→ Task requirements:
Return a faithful copy of all the entries, omitting the images.

→ Excerpts from an interface dataset:

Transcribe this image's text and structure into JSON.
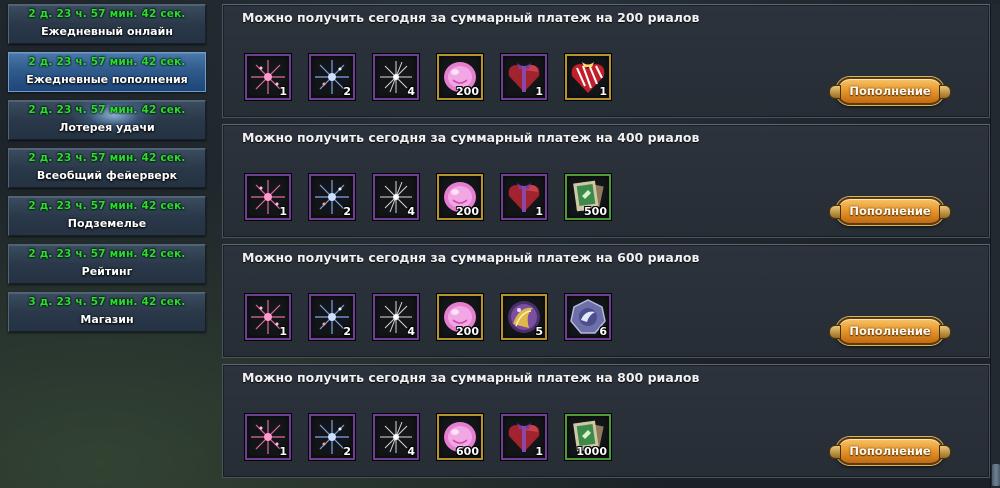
{
  "sidebar": {
    "items": [
      {
        "timer": "2 д. 23 ч. 57 мин. 42 сек.",
        "label": "Ежедневный онлайн"
      },
      {
        "timer": "2 д. 23 ч. 57 мин. 42 сек.",
        "label": "Ежедневные пополнения",
        "active": true
      },
      {
        "timer": "2 д. 23 ч. 57 мин. 42 сек.",
        "label": "Лотерея удачи"
      },
      {
        "timer": "2 д. 23 ч. 57 мин. 42 сек.",
        "label": "Всеобщий фейерверк"
      },
      {
        "timer": "2 д. 23 ч. 57 мин. 42 сек.",
        "label": "Подземелье"
      },
      {
        "timer": "2 д. 23 ч. 57 мин. 42 сек.",
        "label": "Рейтинг"
      },
      {
        "timer": "3 д. 23 ч. 57 мин. 42 сек.",
        "label": "Магазин"
      }
    ]
  },
  "rewards": [
    {
      "title": "Можно получить сегодня за суммарный платеж на 200 риалов",
      "button": "Пополнение",
      "items": [
        {
          "icon": "pink-firework-icon",
          "qty": "1"
        },
        {
          "icon": "blue-firework-icon",
          "qty": "2"
        },
        {
          "icon": "white-firework-icon",
          "qty": "4"
        },
        {
          "icon": "pink-gem-icon",
          "qty": "200"
        },
        {
          "icon": "heart-gift-box-icon",
          "qty": "1"
        },
        {
          "icon": "striped-heart-gift-icon",
          "qty": "1"
        }
      ]
    },
    {
      "title": "Можно получить сегодня за суммарный платеж на 400 риалов",
      "button": "Пополнение",
      "items": [
        {
          "icon": "pink-firework-icon",
          "qty": "1"
        },
        {
          "icon": "blue-firework-icon",
          "qty": "2"
        },
        {
          "icon": "white-firework-icon",
          "qty": "4"
        },
        {
          "icon": "pink-gem-icon",
          "qty": "200"
        },
        {
          "icon": "heart-gift-box-icon",
          "qty": "1"
        },
        {
          "icon": "scroll-cards-icon",
          "qty": "500"
        }
      ]
    },
    {
      "title": "Можно получить сегодня за суммарный платеж на 600 риалов",
      "button": "Пополнение",
      "items": [
        {
          "icon": "pink-firework-icon",
          "qty": "1"
        },
        {
          "icon": "blue-firework-icon",
          "qty": "2"
        },
        {
          "icon": "white-firework-icon",
          "qty": "4"
        },
        {
          "icon": "pink-gem-icon",
          "qty": "200"
        },
        {
          "icon": "golden-orb-icon",
          "qty": "5"
        },
        {
          "icon": "wing-badge-icon",
          "qty": "6"
        }
      ]
    },
    {
      "title": "Можно получить сегодня за суммарный платеж на 800 риалов",
      "button": "Пополнение",
      "items": [
        {
          "icon": "pink-firework-icon",
          "qty": "1"
        },
        {
          "icon": "blue-firework-icon",
          "qty": "2"
        },
        {
          "icon": "white-firework-icon",
          "qty": "4"
        },
        {
          "icon": "pink-gem-icon",
          "qty": "600"
        },
        {
          "icon": "heart-gift-box-icon",
          "qty": "1"
        },
        {
          "icon": "scroll-cards-icon",
          "qty": "1000"
        }
      ]
    }
  ],
  "colors": {
    "timer": "#26e02a",
    "button_orange": "#e89a2e",
    "active_tab": "#2f5b8d"
  }
}
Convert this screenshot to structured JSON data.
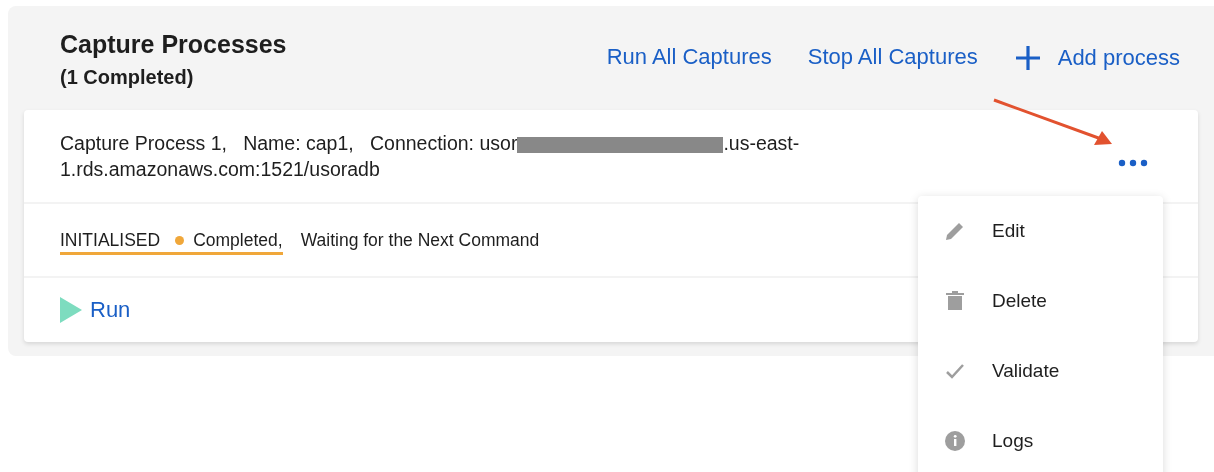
{
  "header": {
    "title": "Capture Processes",
    "subtitle": "(1 Completed)",
    "actions": [
      {
        "kind": "link",
        "label": "Run All Captures"
      },
      {
        "kind": "link",
        "label": "Stop All Captures"
      },
      {
        "kind": "add",
        "label": "Add process"
      }
    ]
  },
  "process": {
    "description_lines": [
      [
        {
          "kind": "text",
          "text": "Capture Process 1,   Name: cap1,   Connection: usor"
        },
        {
          "kind": "redacted"
        },
        {
          "kind": "text",
          "text": ".us-east-"
        }
      ],
      [
        {
          "kind": "text",
          "text": "1.rds.amazonaws.com:1521/usoradb"
        }
      ]
    ],
    "status": {
      "state": "INITIALISED",
      "result": "Completed,",
      "color": "#f0a73a",
      "message": "Waiting for the Next Command"
    },
    "run_label": "Run"
  },
  "menu": {
    "items": [
      {
        "kind": "edit",
        "label": "Edit"
      },
      {
        "kind": "delete",
        "label": "Delete"
      },
      {
        "kind": "validate",
        "label": "Validate"
      },
      {
        "kind": "logs",
        "label": "Logs"
      }
    ]
  }
}
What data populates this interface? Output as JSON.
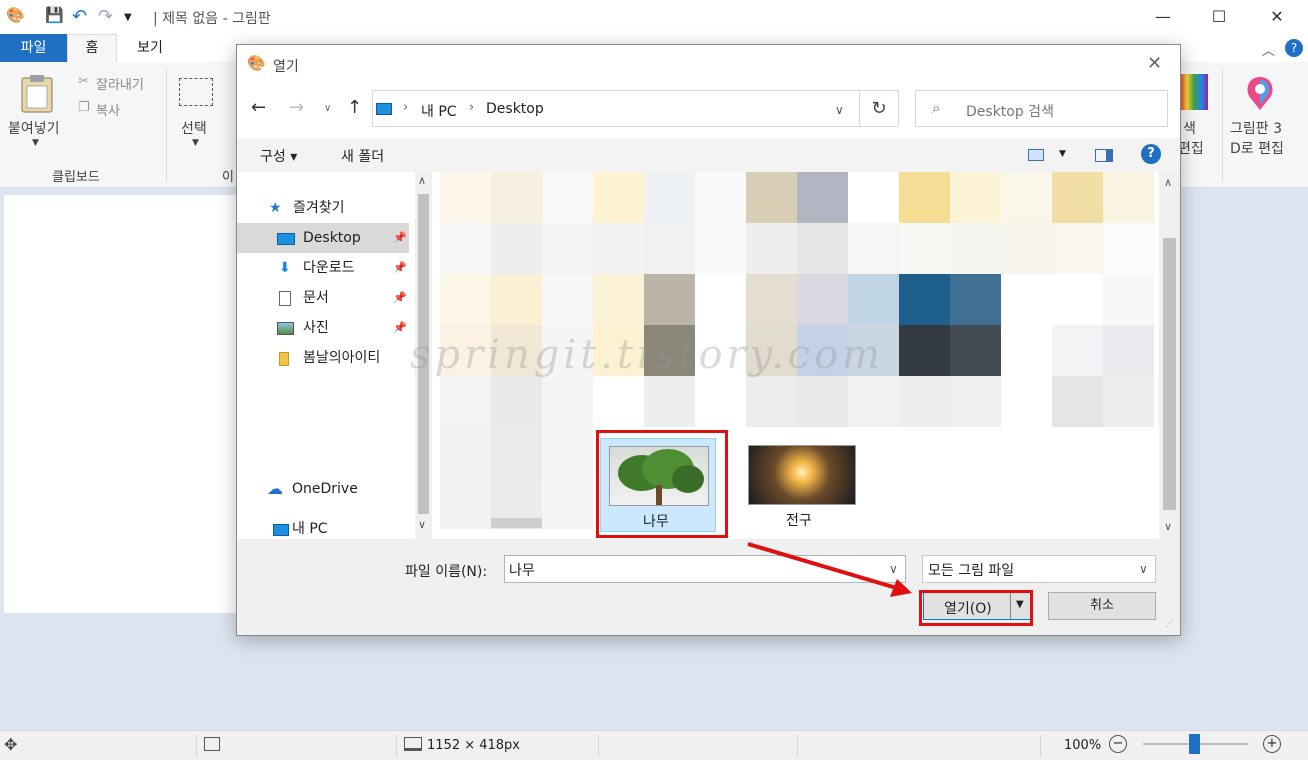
{
  "app": {
    "title": "| 제목 없음 - 그림판",
    "tabs": {
      "file": "파일",
      "home": "홈",
      "view": "보기"
    },
    "clipboard": {
      "paste": "붙여넣기",
      "cut": "잘라내기",
      "copy": "복사",
      "group": "클립보드"
    },
    "image": {
      "select": "선택",
      "group_partial": "이"
    },
    "right": {
      "edit_colors_a": "색",
      "edit_colors_b": "편집",
      "paint3d_a": "그림판 3",
      "paint3d_b": "D로 편집"
    }
  },
  "status": {
    "size": "1152 × 418px",
    "zoom": "100%"
  },
  "dialog": {
    "title": "열기",
    "breadcrumb": {
      "root": "내 PC",
      "folder": "Desktop"
    },
    "search_placeholder": "Desktop 검색",
    "toolbar": {
      "organize": "구성 ▾",
      "new_folder": "새 폴더"
    },
    "nav": {
      "quick_access": "즐겨찾기",
      "items": [
        "Desktop",
        "다운로드",
        "문서",
        "사진",
        "봄날의아이티"
      ],
      "onedrive": "OneDrive",
      "this_pc": "내 PC"
    },
    "files": [
      {
        "name": "나무"
      },
      {
        "name": "전구"
      }
    ],
    "filename_label": "파일 이름(N):",
    "filename_value": "나무",
    "filetype": "모든 그림 파일",
    "open_label": "열기(O)",
    "cancel_label": "취소"
  },
  "watermark": "springit.tistory.com",
  "colors": {
    "file_tab": "#1f6fc5",
    "highlight": "#e01010",
    "folder_icon": "#1e90e0"
  }
}
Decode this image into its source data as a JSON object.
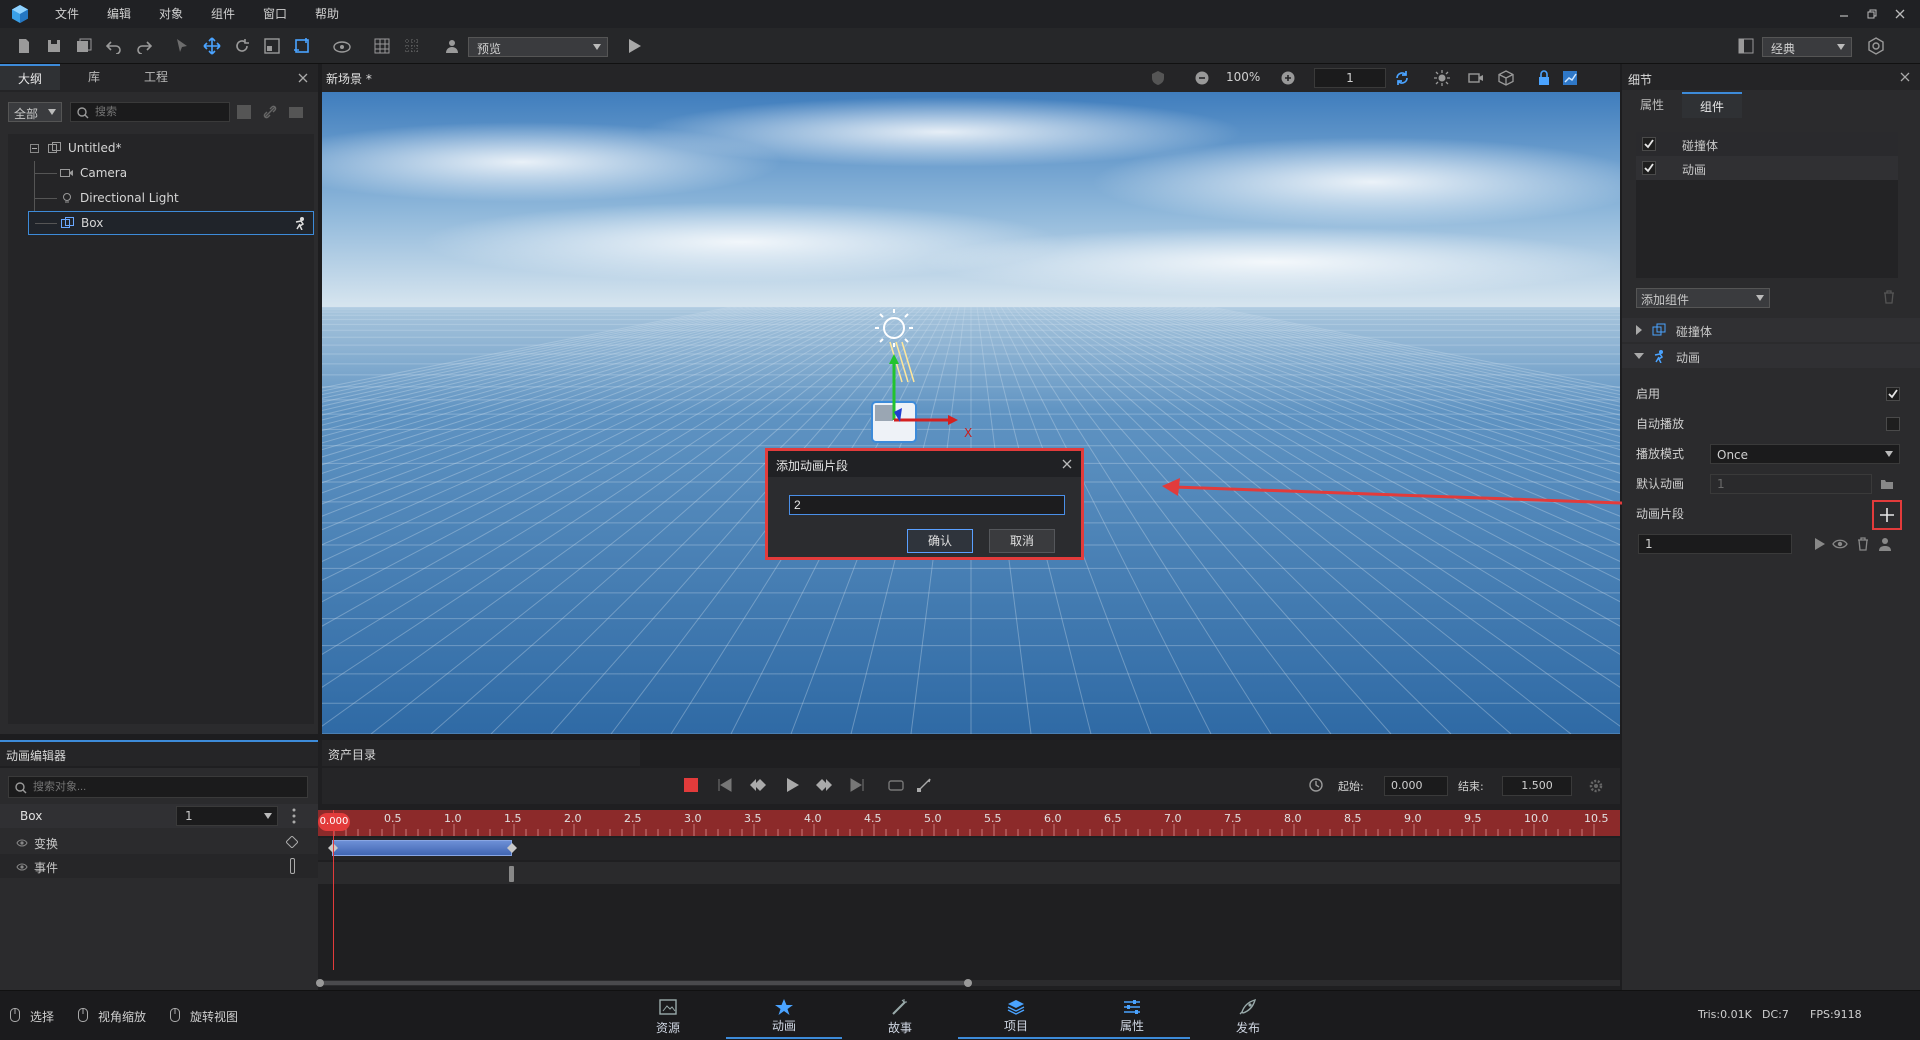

→ Solution:
Transcribe this image's text and structure into JSON.
{
  "sidebar": {
    "items": [
      {
        "timer": "2 д. 23 ч. 57 мин. 42 сек.",
        "label": "Ежедневный онлайн"
      },
      {
        "timer": "2 д. 23 ч. 57 мин. 42 сек.",
        "label": "Ежедневные пополнения",
        "active": true
      },
      {
        "timer": "2 д. 23 ч. 57 мин. 42 сек.",
        "label": "Лотерея удачи"
      },
      {
        "timer": "2 д. 23 ч. 57 мин. 42 сек.",
        "label": "Всеобщий фейерверк"
      },
      {
        "timer": "2 д. 23 ч. 57 мин. 42 сек.",
        "label": "Подземелье"
      },
      {
        "timer": "2 д. 23 ч. 57 мин. 42 сек.",
        "label": "Рейтинг"
      },
      {
        "timer": "3 д. 23 ч. 57 мин. 42 сек.",
        "label": "Магазин"
      }
    ]
  },
  "rewards": [
    {
      "title": "Можно получить сегодня за суммарный платеж на 200 риалов",
      "button": "Пополнение",
      "items": [
        {
          "icon": "pink-firework-icon",
          "qty": "1"
        },
        {
          "icon": "blue-firework-icon",
          "qty": "2"
        },
        {
          "icon": "white-firework-icon",
          "qty": "4"
        },
        {
          "icon": "pink-gem-icon",
          "qty": "200"
        },
        {
          "icon": "heart-gift-box-icon",
          "qty": "1"
        },
        {
          "icon": "striped-heart-gift-icon",
          "qty": "1"
        }
      ]
    },
    {
      "title": "Можно получить сегодня за суммарный платеж на 400 риалов",
      "button": "Пополнение",
      "items": [
        {
          "icon": "pink-firework-icon",
          "qty": "1"
        },
        {
          "icon": "blue-firework-icon",
          "qty": "2"
        },
        {
          "icon": "white-firework-icon",
          "qty": "4"
        },
        {
          "icon": "pink-gem-icon",
          "qty": "200"
        },
        {
          "icon": "heart-gift-box-icon",
          "qty": "1"
        },
        {
          "icon": "scroll-cards-icon",
          "qty": "500"
        }
      ]
    },
    {
      "title": "Можно получить сегодня за суммарный платеж на 600 риалов",
      "button": "Пополнение",
      "items": [
        {
          "icon": "pink-firework-icon",
          "qty": "1"
        },
        {
          "icon": "blue-firework-icon",
          "qty": "2"
        },
        {
          "icon": "white-firework-icon",
          "qty": "4"
        },
        {
          "icon": "pink-gem-icon",
          "qty": "200"
        },
        {
          "icon": "golden-orb-icon",
          "qty": "5"
        },
        {
          "icon": "wing-badge-icon",
          "qty": "6"
        }
      ]
    },
    {
      "title": "Можно получить сегодня за суммарный платеж на 800 риалов",
      "button": "Пополнение",
      "items": [
        {
          "icon": "pink-firework-icon",
          "qty": "1"
        },
        {
          "icon": "blue-firework-icon",
          "qty": "2"
        },
        {
          "icon": "white-firework-icon",
          "qty": "4"
        },
        {
          "icon": "pink-gem-icon",
          "qty": "600"
        },
        {
          "icon": "heart-gift-box-icon",
          "qty": "1"
        },
        {
          "icon": "scroll-cards-icon",
          "qty": "1000"
        }
      ]
    }
  ],
  "colors": {
    "timer": "#26e02a",
    "button_orange": "#e89a2e",
    "active_tab": "#2f5b8d"
  }
}
Convert this screenshot to structured JSON data.
{
  "header": {
    "title": "Capture Processes",
    "subtitle": "(1 Completed)",
    "actions": [
      {
        "kind": "link",
        "label": "Run All Captures"
      },
      {
        "kind": "link",
        "label": "Stop All Captures"
      },
      {
        "kind": "add",
        "label": "Add process"
      }
    ]
  },
  "process": {
    "description_lines": [
      [
        {
          "kind": "text",
          "text": "Capture Process 1,   Name: cap1,   Connection: usor"
        },
        {
          "kind": "redacted"
        },
        {
          "kind": "text",
          "text": ".us-east-"
        }
      ],
      [
        {
          "kind": "text",
          "text": "1.rds.amazonaws.com:1521/usoradb"
        }
      ]
    ],
    "status": {
      "state": "INITIALISED",
      "result": "Completed,",
      "color": "#f0a73a",
      "message": "Waiting for the Next Command"
    },
    "run_label": "Run"
  },
  "menu": {
    "items": [
      {
        "kind": "edit",
        "label": "Edit"
      },
      {
        "kind": "delete",
        "label": "Delete"
      },
      {
        "kind": "validate",
        "label": "Validate"
      },
      {
        "kind": "logs",
        "label": "Logs"
      }
    ]
  }
}
What data populates this interface? Output as JSON.
{
  "app": {
    "title": "| 제목 없음 - 그림판",
    "tabs": {
      "file": "파일",
      "home": "홈",
      "view": "보기"
    },
    "clipboard": {
      "paste": "붙여넣기",
      "cut": "잘라내기",
      "copy": "복사",
      "group": "클립보드"
    },
    "image": {
      "select": "선택",
      "group_partial": "이"
    },
    "right": {
      "edit_colors_a": "색",
      "edit_colors_b": "편집",
      "paint3d_a": "그림판 3",
      "paint3d_b": "D로 편집"
    }
  },
  "status": {
    "size": "1152 × 418px",
    "zoom": "100%"
  },
  "dialog": {
    "title": "열기",
    "breadcrumb": {
      "root": "내 PC",
      "folder": "Desktop"
    },
    "search_placeholder": "Desktop 검색",
    "toolbar": {
      "organize": "구성 ▾",
      "new_folder": "새 폴더"
    },
    "nav": {
      "quick_access": "즐겨찾기",
      "items": [
        "Desktop",
        "다운로드",
        "문서",
        "사진",
        "봄날의아이티"
      ],
      "onedrive": "OneDrive",
      "this_pc": "내 PC"
    },
    "files": [
      {
        "name": "나무"
      },
      {
        "name": "전구"
      }
    ],
    "filename_label": "파일 이름(N):",
    "filename_value": "나무",
    "filetype": "모든 그림 파일",
    "open_label": "열기(O)",
    "cancel_label": "취소"
  },
  "watermark": "springit.tistory.com",
  "colors": {
    "file_tab": "#1f6fc5",
    "highlight": "#e01010",
    "folder_icon": "#1e90e0"
  }
}
Decode this image into its source data as a JSON object.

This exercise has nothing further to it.